End of The NZ Flag Referendum? Think Again
Last week the results of the New Zealand flag referendum were released: The Kiwis voted against changing the flag and in favour of keeping their current flag.
Is that the end of it? Peter Fitz Simons, a director of Ausflag (devoted to Australia having a flag of its own) and chairman of the Australian Republican Movement, believes it isn’t. In an article in The Sydney Morning Herald he outlines why.
“We in Australia know for a sure and certain fact it is going to take us two goes to become a republic, so can it really be surprising that the Kiwis also fell at the first hurdle in changing their flag”.
“Secondly, it is the very nature of these things that once the genie is out of the bottle on a thing like this, it can <<never>> be put back.”
Polls of the great flags of the world (the Canadian, American, British and Japanese flags) show that at least 90 % of people love their flag (quite often even 99.999 per cent. Love not like.
That’s the thing. In 2016 the Kiwi flag is not batting in the high 90s, as 43 per cent don’t want the flag they have and a lot of people want it to change – just not to the flag their committee came up with.
Most people in New Zealand preferred the simple silver fern – the Kiwi Maple Leaf.
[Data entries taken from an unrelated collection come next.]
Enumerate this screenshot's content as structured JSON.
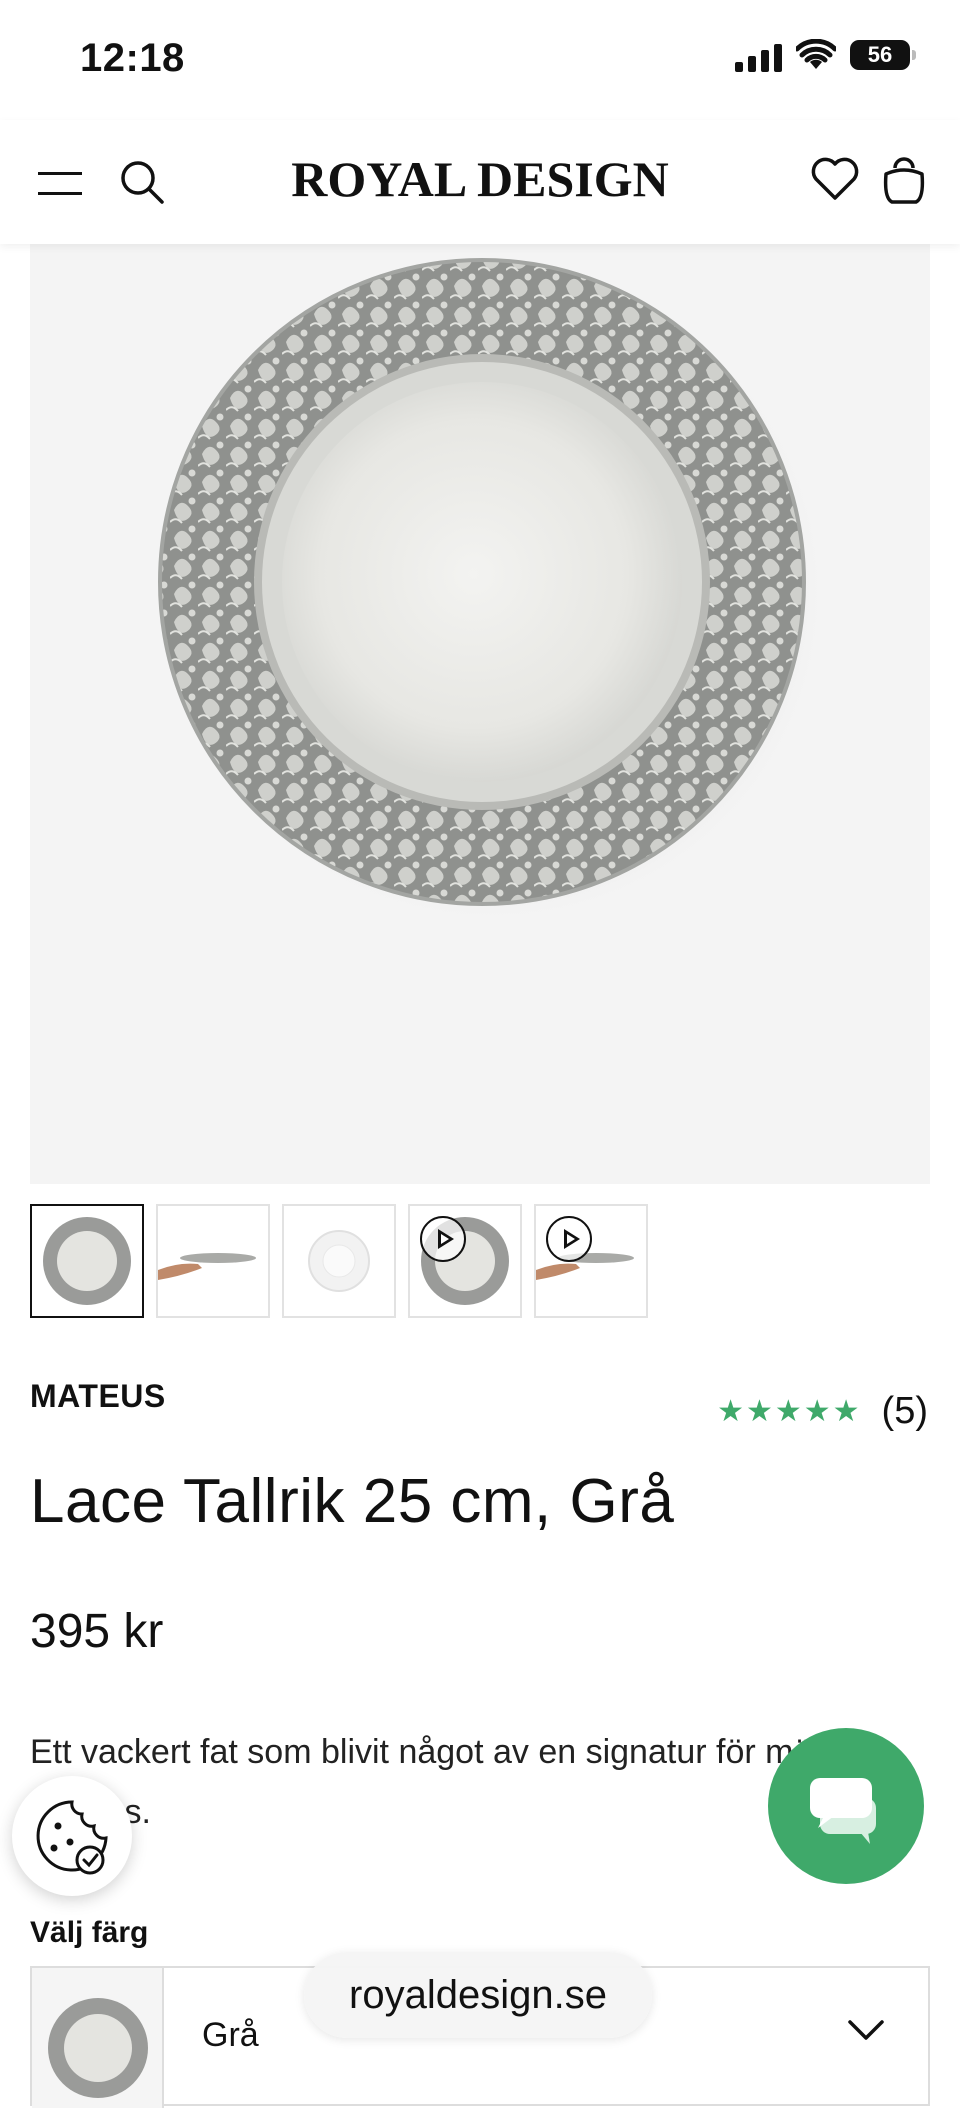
{
  "status_bar": {
    "time": "12:18",
    "battery": "56"
  },
  "header": {
    "logo": "ROYAL DESIGN"
  },
  "product": {
    "brand": "MATEUS",
    "rating_stars": "★★★★★",
    "rating_value": 5,
    "rating_count": "(5)",
    "title": "Lace Tallrik 25 cm, Grå",
    "price": "395 kr",
    "description": "Ett vackert fat som blivit något av en signatur för märket Mateus."
  },
  "thumbnails": [
    {
      "kind": "plate-top",
      "active": true,
      "video": false
    },
    {
      "kind": "plate-hand",
      "active": false,
      "video": false
    },
    {
      "kind": "plate-white",
      "active": false,
      "video": false
    },
    {
      "kind": "plate-top",
      "active": false,
      "video": true
    },
    {
      "kind": "plate-hand",
      "active": false,
      "video": true
    }
  ],
  "color_select": {
    "label": "Välj färg",
    "value": "Grå"
  },
  "browser": {
    "url": "royaldesign.se"
  },
  "colors": {
    "accent_green": "#3fa96a",
    "plate_gray": "#9a9b99"
  },
  "icons": [
    "menu-icon",
    "search-icon",
    "heart-icon",
    "bag-icon",
    "play-icon",
    "cookie-icon",
    "chat-icon",
    "chevron-down-icon"
  ]
}
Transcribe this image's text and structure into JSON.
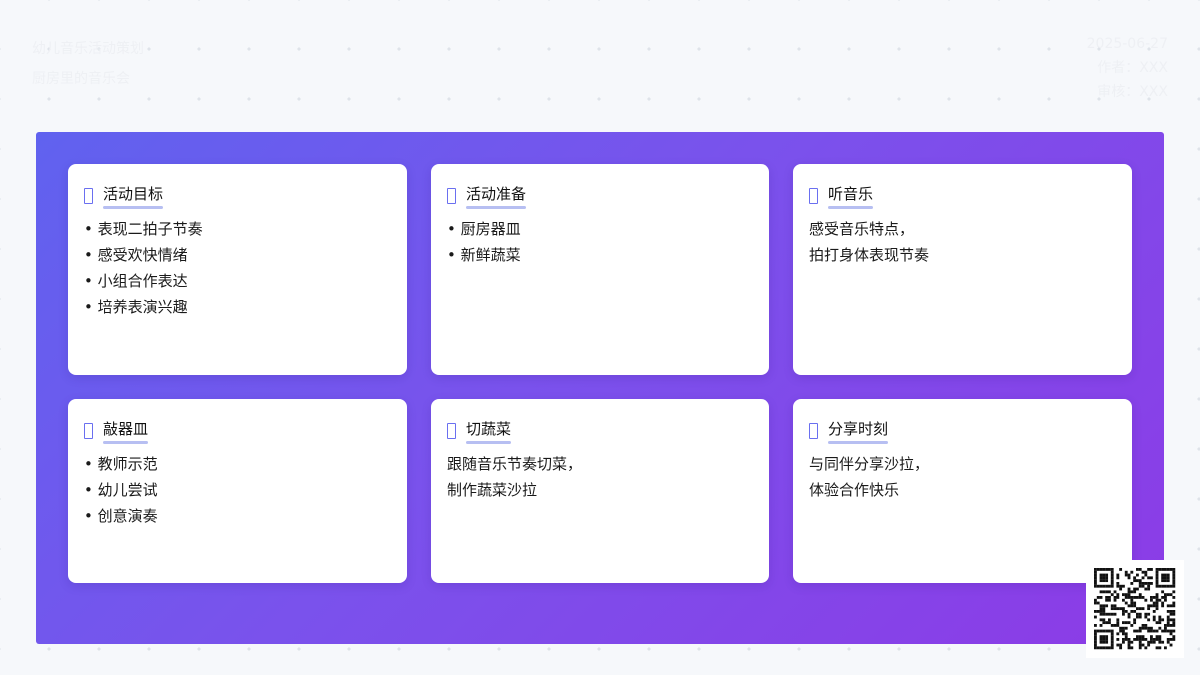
{
  "header": {
    "title": "幼儿音乐活动策划",
    "subtitle": "厨房里的音乐会",
    "date": "2025-06-27",
    "author": "作者：XXX",
    "reviewer": "审核：XXX"
  },
  "cards": [
    {
      "title": "活动目标",
      "items": [
        "表现二拍子节奏",
        "感受欢快情绪",
        "小组合作表达",
        "培养表演兴趣"
      ]
    },
    {
      "title": "活动准备",
      "items": [
        "厨房器皿",
        "新鲜蔬菜"
      ]
    },
    {
      "title": "听音乐",
      "lines": [
        "感受音乐特点，",
        "拍打身体表现节奏"
      ]
    },
    {
      "title": "敲器皿",
      "items": [
        "教师示范",
        "幼儿尝试",
        "创意演奏"
      ]
    },
    {
      "title": "切蔬菜",
      "lines": [
        "跟随音乐节奏切菜，",
        "制作蔬菜沙拉"
      ]
    },
    {
      "title": "分享时刻",
      "lines": [
        "与同伴分享沙拉，",
        "体验合作快乐"
      ]
    }
  ],
  "colors": {
    "panel_start": "#6062ef",
    "panel_end": "#8c3be6",
    "icon": "#6a6ff0",
    "underline": "#b7bff2"
  },
  "icons": {
    "card_title_icon": "square-outline-icon",
    "qr_code": "qr-code"
  }
}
However, when the Islamic State flag came along looking remarkably similar, it was the end of that version of the flag.
“It is also often overlooked that until recently neither the Kiwis nor we Australians were much into flag-waving in the first place.”
When Sir Edmund Hillary set foot on the summit of Mount Everest on May 29, 1953 – which would have been a moment of flag-waving for many other countries – he didn’t wave a flag. He didn’t even bring a flag.
In a 1995 interview Fitz Simons asked him why he didn’t and Hillary replied: “I didn’t believe in that kind of thing.”
The debate will be ongoing, both in New Zealand and in Australia. “Paul Keating said it best: ‘No great country has a flag of another country in the corner of their flag.’” And Jerry Seinfeld said it funniest: ‘I love your flag,’ he said in the year 2000 when visiting here for the Olympics, ‘Great Britain at night.
Article Source: Sydney Morning Herald, Peter Fitz Simons, March 26, 2016
Image Source: Youtube